The government has also increased investment in rural infrastructure, like roads, making it easier and less costly for farmers to bring their goods to market. Access to input and output markets for rural smallholders has also been improved, which lowers the price of inputs like fertilizers and provides incentives for farmers to intensify their production.
Ethiopia also experienced generally favorable weather during the study period, with relatively stable rainfall and no major episode of drought. The country has also established a good early warning system for weather-related shocks and a strong social safety net, the Productive Safety Net Programme, to protect rural communities from the adverse impacts of weather shocks.

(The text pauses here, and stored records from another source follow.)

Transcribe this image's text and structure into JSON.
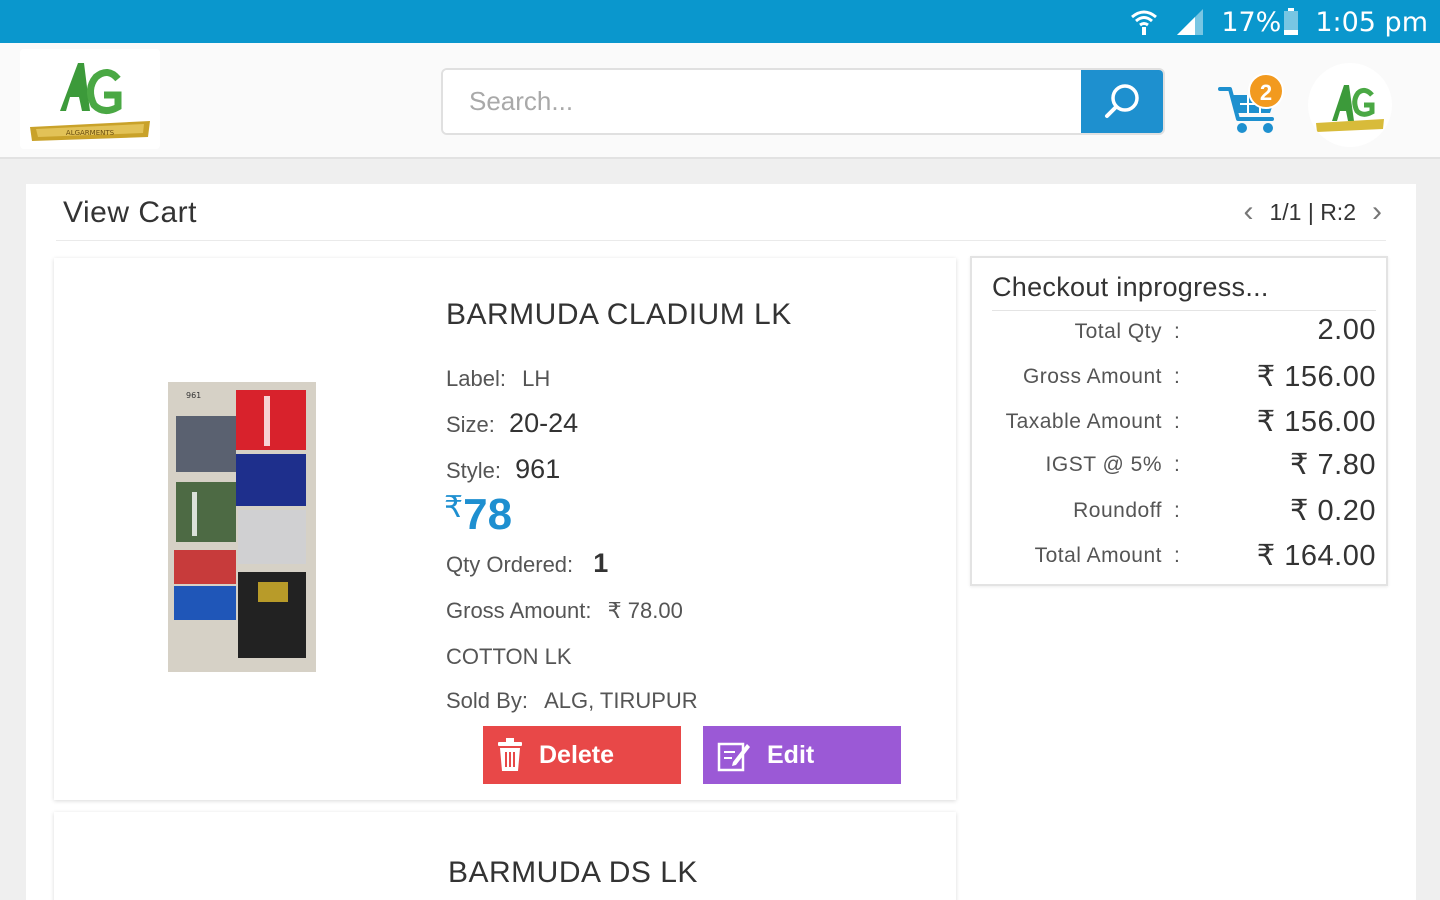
{
  "status_bar": {
    "battery": "17%",
    "time": "1:05 pm"
  },
  "header": {
    "logo_icon": "alg-logo",
    "search_placeholder": "Search...",
    "cart_count": "2",
    "colors": {
      "accent": "#1e90cf",
      "status_bar": "#0a97cd",
      "badge": "#f29a1f"
    }
  },
  "page": {
    "title": "View Cart",
    "pager": "1/1 | R:2"
  },
  "cart_items": [
    {
      "name": "BARMUDA CLADIUM LK",
      "label_caption": "Label:",
      "label_value": "LH",
      "size_caption": "Size:",
      "size_value": "20-24",
      "style_caption": "Style:",
      "style_value": "961",
      "price_currency": "₹",
      "price": "78",
      "qty_caption": "Qty Ordered:",
      "qty_value": "1",
      "gross_caption": "Gross Amount:",
      "gross_value": "₹ 78.00",
      "material": "COTTON LK",
      "sold_by_caption": "Sold By:",
      "sold_by_value": "ALG, TIRUPUR",
      "delete_label": "Delete",
      "edit_label": "Edit"
    },
    {
      "name": "BARMUDA DS LK"
    }
  ],
  "summary": {
    "title": "Checkout inprogress...",
    "rows": [
      {
        "label": "Total Qty",
        "value": "2.00"
      },
      {
        "label": "Gross Amount",
        "value": "₹ 156.00"
      },
      {
        "label": "Taxable Amount",
        "value": "₹ 156.00"
      },
      {
        "label": "IGST @ 5%",
        "value": "₹ 7.80"
      },
      {
        "label": "Roundoff",
        "value": "₹ 0.20"
      },
      {
        "label": "Total Amount",
        "value": "₹ 164.00"
      }
    ]
  }
}
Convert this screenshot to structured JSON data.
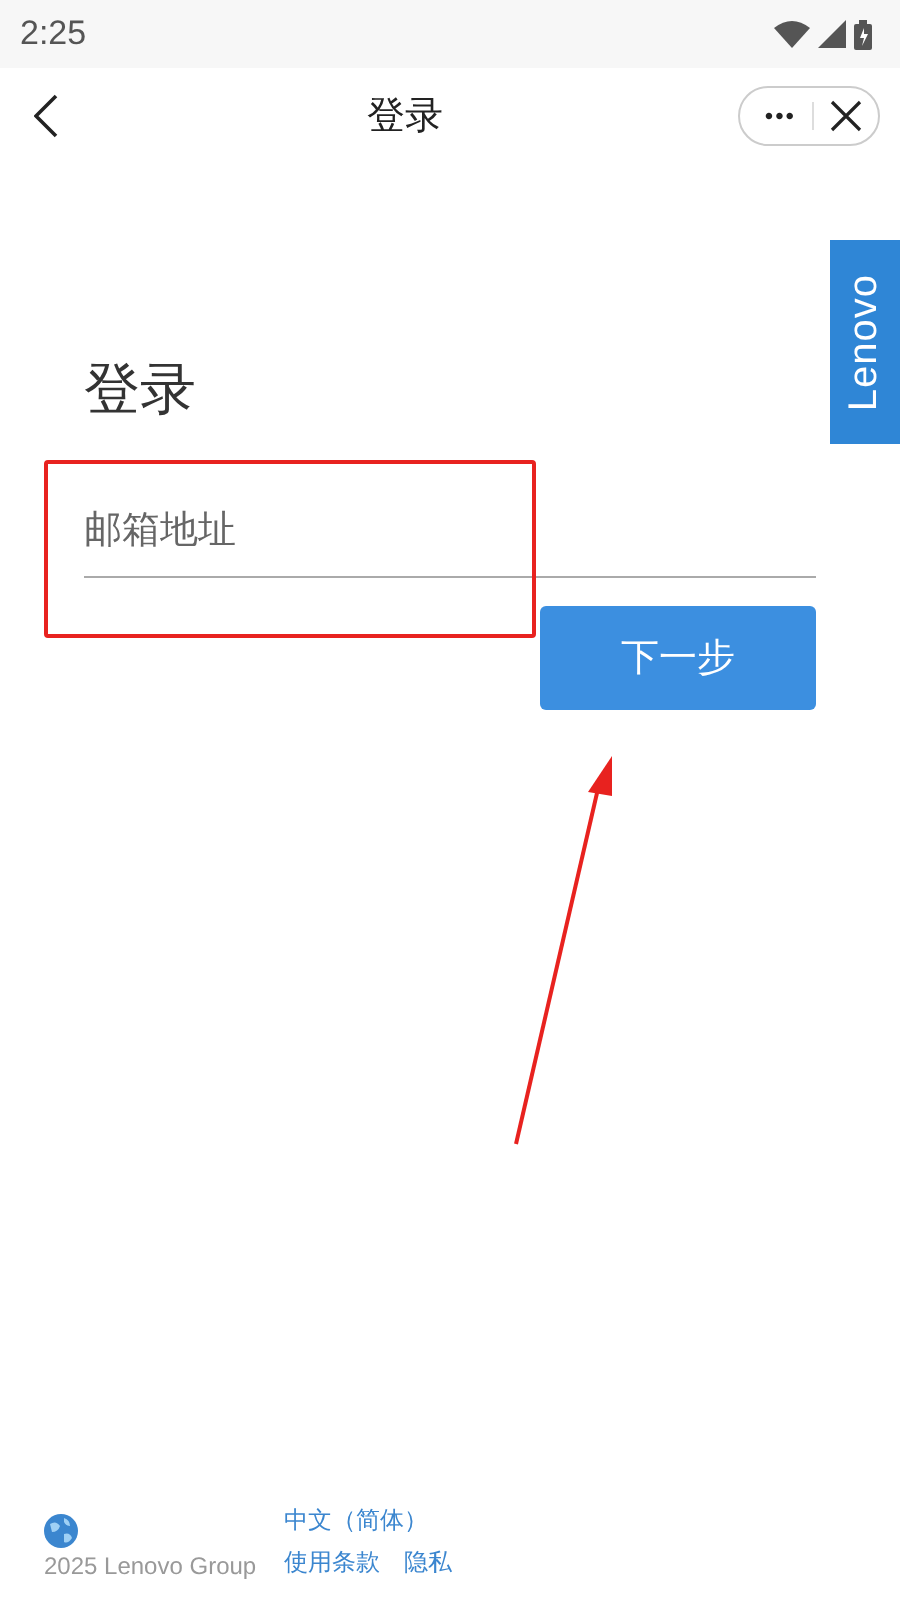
{
  "status_bar": {
    "time": "2:25"
  },
  "nav_bar": {
    "title": "登录",
    "more": "•••"
  },
  "side_logo": {
    "text": "Lenovo"
  },
  "login": {
    "heading": "登录",
    "email_field": {
      "placeholder": "邮箱地址"
    },
    "next_button": "下一步"
  },
  "annotations": {
    "highlight_box": true,
    "arrow": true
  },
  "footer": {
    "copyright": "2025 Lenovo Group",
    "language": "中文（简体）",
    "links": [
      "使用条款",
      "隐私"
    ]
  }
}
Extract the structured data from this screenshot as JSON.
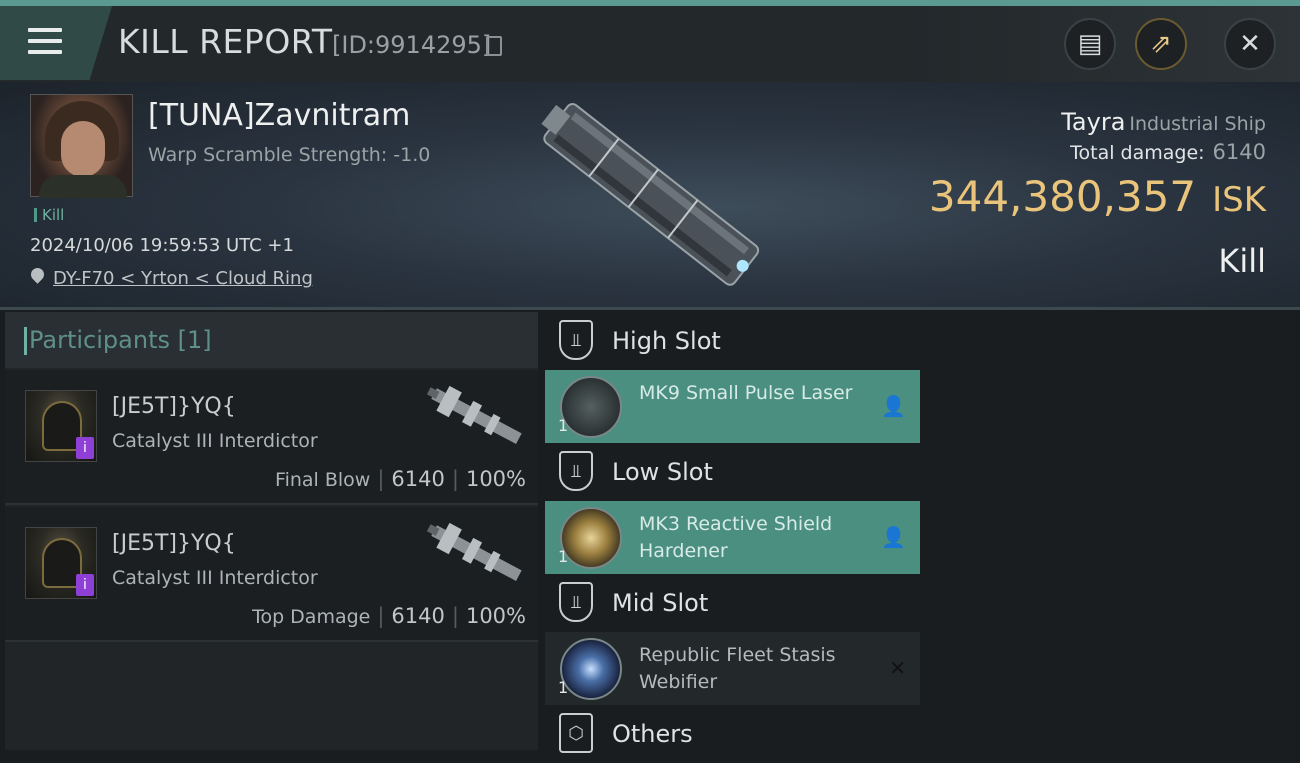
{
  "header": {
    "title": "KILL REPORT",
    "report_id": "[ID:9914295]",
    "copy_icon": "copy-icon",
    "clipboard_icon": "clipboard-icon",
    "share_icon": "share-icon",
    "close_icon": "close-icon"
  },
  "victim": {
    "name": "[TUNA]Zavnitram",
    "warp_scramble": "Warp Scramble Strength: -1.0",
    "tag": "Kill",
    "timestamp": "2024/10/06 19:59:53 UTC +1",
    "location": "DY-F70 < Yrton < Cloud Ring",
    "ship_name": "Tayra",
    "ship_class": "Industrial Ship",
    "total_damage_label": "Total damage:",
    "total_damage": "6140",
    "isk_value": "344,380,357",
    "isk_unit": "ISK",
    "result": "Kill",
    "accent_color": "#e9c47a"
  },
  "participants": {
    "header": "Participants [1]",
    "rows": [
      {
        "name": "[JE5T]}YQ{",
        "ship": "Catalyst III Interdictor",
        "role": "Final Blow",
        "damage": "6140",
        "percent": "100%",
        "badge": "i"
      },
      {
        "name": "[JE5T]}YQ{",
        "ship": "Catalyst III Interdictor",
        "role": "Top Damage",
        "damage": "6140",
        "percent": "100%",
        "badge": "i"
      }
    ]
  },
  "slots": {
    "high": {
      "title": "High Slot",
      "module": {
        "qty": "1",
        "name": "MK9 Small Pulse Laser",
        "state": "dropped-fitted"
      }
    },
    "low": {
      "title": "Low Slot",
      "module": {
        "qty": "1",
        "name": "MK3 Reactive Shield Hardener",
        "state": "dropped-fitted"
      }
    },
    "mid": {
      "title": "Mid Slot",
      "module": {
        "qty": "1",
        "name": "Republic Fleet Stasis Webifier",
        "state": "destroyed"
      }
    },
    "others": {
      "title": "Others"
    }
  }
}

Together, these systems make it less risky for farmers to increase production because they are more informed and protected.
The study points out, however, that in order to safeguard and sustain this recent agricultural growth, Ethiopia will need to address several challenges. First, the adoption of improved seed varieties and fertilizers will need to be ramped up; this can be done by increasing the supply of these inputs, improving marketing strategies, and making sure farmers have information regarding their proper use. In addition, private sector involvement in the input sector should be encouraged to stimulate competition and innovation.
Second, climate change will continue to have a strong impact on agricultural conditions in the country, as seen during the 2015-2016 El Nino cycle. Ensuring that future agricultural intensification is sustainable and climate-smart will be key to protecting smallholder farmers from potentially damaging climate effects.
Third, agricultural growth must take nutritional improvements into account. Ethiopia still has a high prevalence of child stunting; ensuring that future growth includes more dietary diversity will be key to lowering these rates. Increasing women’s empowerment in agriculture has been shown to have proven benefits for agricultural and nutrition outcomes and investing in female farmers could be one way to reach these nutrition goals.
Finally, mechanization of farm work means that more crops can be produced with less physical work; however, farmers need more access to affordable farm machinery.
By: Sara Gustafson, IFPRI